Wheels & Waves, the biggest festival dedicated to the world of bike customisation, is not confined to Biarritz, with its perfect surfing beaches and romantic neighbourhoods. About a 40 minute ride away, just across the border, in Spanish territory, San Sebastian (a city often referred to as “posh”) is a second hub for those who are passionate about biking, and the location for the races. In fact, if Biarritz is the place to show off, San Sebastian is where you need to prove you have what it takes.
Right outside of town, we find El Rollo a flat-track race that already hosted a meet the first day of the festival. And a Moto Guzzi bike came in second. But we came to San Sebastian on 16 June for another, equally exciting event: the short uphill races (the so-called “shots”), hosted at Jaizkibel, not far from San Sebastian but… much higher up, on the summit of a mountain that has been dubbed Punk’s Peak for the event. Why “Punk’s Peak”, you might ask? We’ll explain later. For now, let’s enjoy the ride.
Naturally, we’re not the only ones on the road: there are bikers everywhere, some alone, others in groups, some cruising calmly and enjoying the landscape while others zip past us at full speed. Not far across the border the road begins to move upwards with curves immersed in nature: a biker’s paradise. From time to time you can catch a glimpse of San Sebastian through the vegetation, and of the narrow strip of ocean that reaches the city. The sky is overcast today and it’s raining a little, but the view is still breathtaking.
Suddenly, however the road is cut off by signs and staff for Wheels & Waves. We can’t go further. Have we arrived? Not quite. We need to get off our bikes and begin the real climb.
To Punk’s Peak

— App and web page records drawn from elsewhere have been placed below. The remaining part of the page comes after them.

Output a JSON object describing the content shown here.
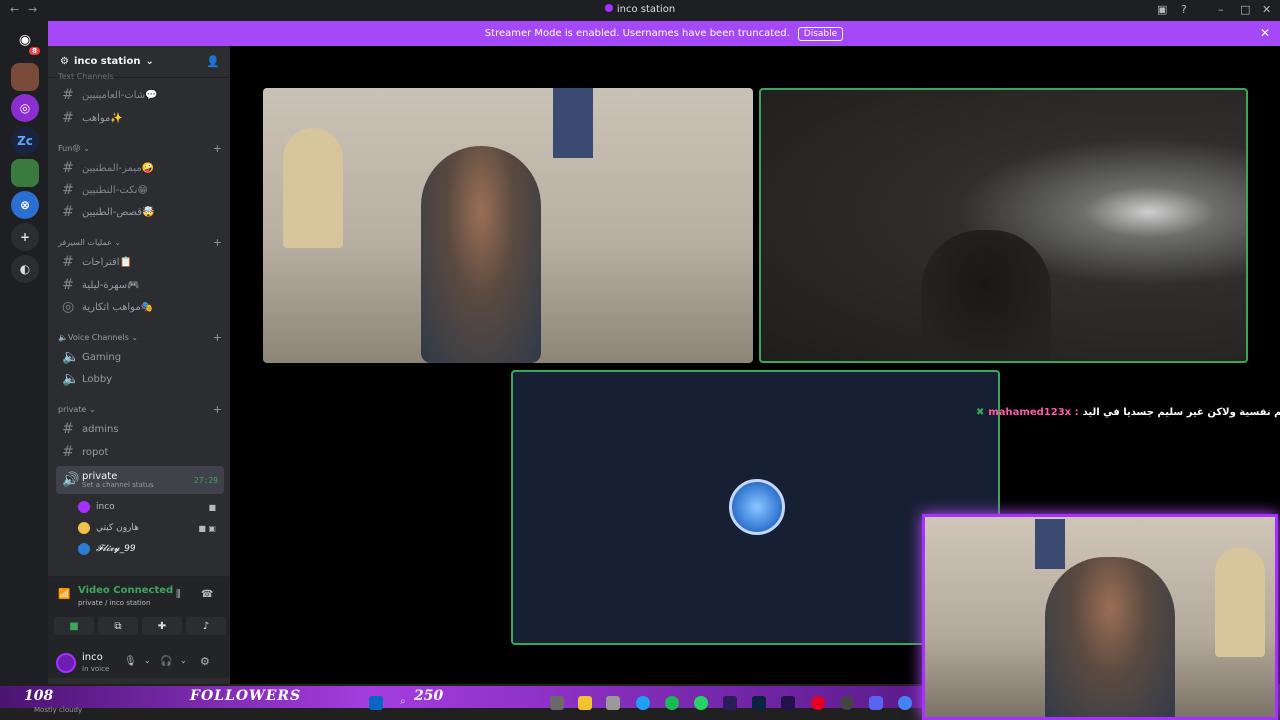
{
  "window": {
    "title": "inco station"
  },
  "banner": {
    "text": "Streamer Mode is enabled. Usernames have been truncated.",
    "button": "Disable"
  },
  "servers": {
    "badge": "8",
    "zc_label": "Zc"
  },
  "guild": {
    "name": "inco station"
  },
  "channels": {
    "top_cut": "Text Channels",
    "items_top": [
      {
        "name": "شات-العامينيين💬"
      },
      {
        "name": "مواهب✨"
      }
    ],
    "fun_category": "Fun😝",
    "fun_items": [
      {
        "name": "ميمز-المطنيين🤪"
      },
      {
        "name": "نكت-النطنيين😁"
      },
      {
        "name": "قصص-الطنيين🤯"
      }
    ],
    "server_category": "عمليات السيرفر",
    "server_items": [
      {
        "name": "اقتراحات📋"
      },
      {
        "name": "سهرة-ليلية🎮"
      },
      {
        "name": "مواهب اتكارية🎭"
      }
    ],
    "voice_category": "Voice Channels",
    "voice_items": [
      {
        "name": "Gaming"
      },
      {
        "name": "Lobby"
      }
    ],
    "private_category": "private",
    "private_items": [
      {
        "name": "admins"
      },
      {
        "name": "ropot"
      }
    ],
    "active_voice": {
      "name": "private",
      "status": "Set a channel status",
      "timer": "27:29"
    },
    "voice_users": [
      {
        "name": "inco",
        "color": "#a530ff"
      },
      {
        "name": "هارون كيتي",
        "color": "#f0c24b"
      },
      {
        "name": "𝓕𝓵𝓲𝔁𝔂_99",
        "color": "#2b7cd3"
      }
    ]
  },
  "voice_panel": {
    "status": "Video Connected",
    "location": "private / inco station"
  },
  "user_panel": {
    "username": "inco",
    "status": "In voice"
  },
  "stage": {
    "chat_username": "mahamed123x :",
    "chat_message": "انا سليم نفسية ولاكن غير سليم جسديا في اليد"
  },
  "overlay": {
    "left_number": "108",
    "label": "FOLLOWERS",
    "right_number": "250"
  },
  "taskbar": {
    "status_text": "Mostly cloudy"
  }
}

Only motorcycles were allowed further up than the last parking lot, and only until 11.00 am. It’s now almost 12 noon so we’ll have to get to Punk’s Peak on foot. Better that way though: the entire 3 km from where we started was lined with motorbikes. Some are noteworthy, and several customised Moto Guzzi bikes stand out.
For example, there’s a wicked military green side-car based on a period V7 (’70s? maybe even late ’60s?), decorated with a dragon on the front mudguard and equipped with every accessory for a long trip. This bike has visibly done some travelling, but it’s in great shape, ready for another trip. The rider must be good with bikes, because he knows how to care for his beloved.

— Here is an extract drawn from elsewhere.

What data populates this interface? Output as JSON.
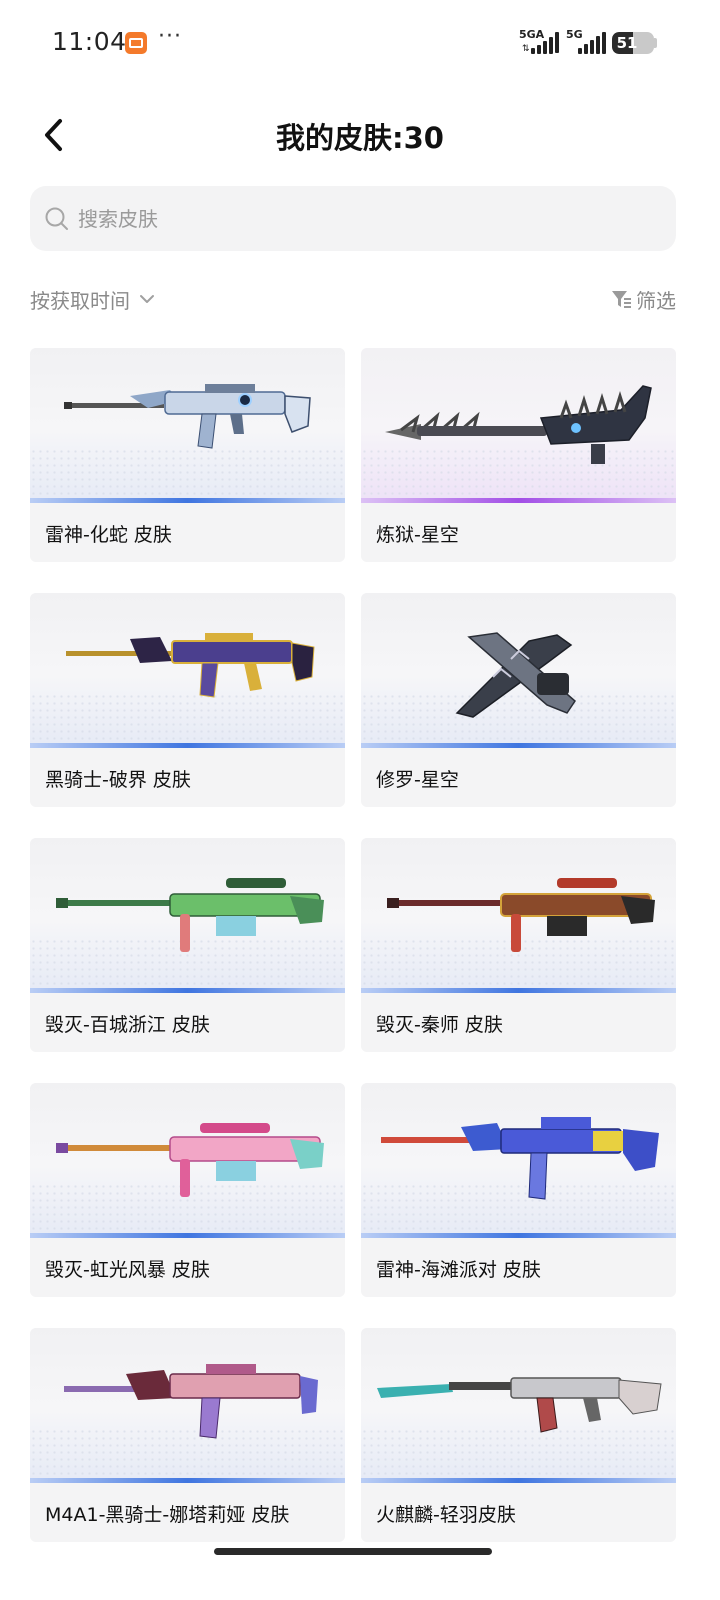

A little further forward there’s a very different bike: a Guzzi Le Mans 3 from the early ’80s with several personal touches, including the seat, which was clearly tailor made. Beautiful!
When the owners come pick their bikes up after the race, they’ll find a little surprise: we left our business card to invite them to our official stand at the Biarritz Village so they can share the story behind their bike and their passion for Guzzi.
As we keep going, besides Guzzi bikes there are naturally hundreds of customised jewels representing every brand and time period: a goldmine of ideas, creativity and thoughtful engineering.
After the final bend, we’re at the starting line, Punk’s Peak. Now’s the time to tell the story behind the name: it’s a tribute to “Pike’s Peak”, the most famous (and respected) uphill race in America. However, this is an irreverent tribute, that nods to the great American model while defending it’s own identity with pride: this is a track for rebels, the “punks” on wheels, the ”who cares about tradition and what others think, we race our way” sort.
Even at the summit, the weather is less than ideal, but in some ways the mist that blankets these mountains is part of the ambience. Not far from here, and not at all frightened by the noisy bikes, several horses and ponies roam free. Though the green grass is quite humid, the Wheels & Waves crowd is unaffected: several people are stretched out on the grass for an improvised pic nic, at least until the “shots” begin. At that point, everyone tries to find a spot along the railings to see the bikes start, cheer and get a photo of the best and most creative rider.
he first to start are the bikes with the lowest engine capacity and that’s where one realises that Punk’s Peak is more than just a race, it’s a wacky carnival of outfits and show offs. Bikers dressed as superheroes? Check. As company men with suit and tie? Check. Winged helmets? Of course. Costumes of every sort are represented, from the creative to the tongue in cheek foolish. Some of the bikes are little more than colourful toys with the most unusual shapes, and they barely make it up Punk’s Peak. The starting signal is given by Mr. Supercool a bearded, slightly overweight fellow in a lemon yellow outfit. Two bikes race up at a time,
ollowed by the next two. The performance is dubious, but the fun is guaranteed.
Next comes a parade of real punks, and things gradually get more serious: higher engine capacity, higher speeds, and the desire to come in first. Without, of course, breaking with the spirit of an unforgettable festival. A tough-looking Moto Guzzi participates in one of the final rounds. It starts out on the right hand side of the road. The bike has a solid chance at winning, unfortunately though it skids to the side right at the start, perhaps due to the wet road, and for a moment it seems as though the rider might fall, no, he regains his balance and shoots up, but his adversary has already earned a solid advantage. Regrets? Let’s not be foolish, they’re the only thing forbidden here at Punk’s Peak.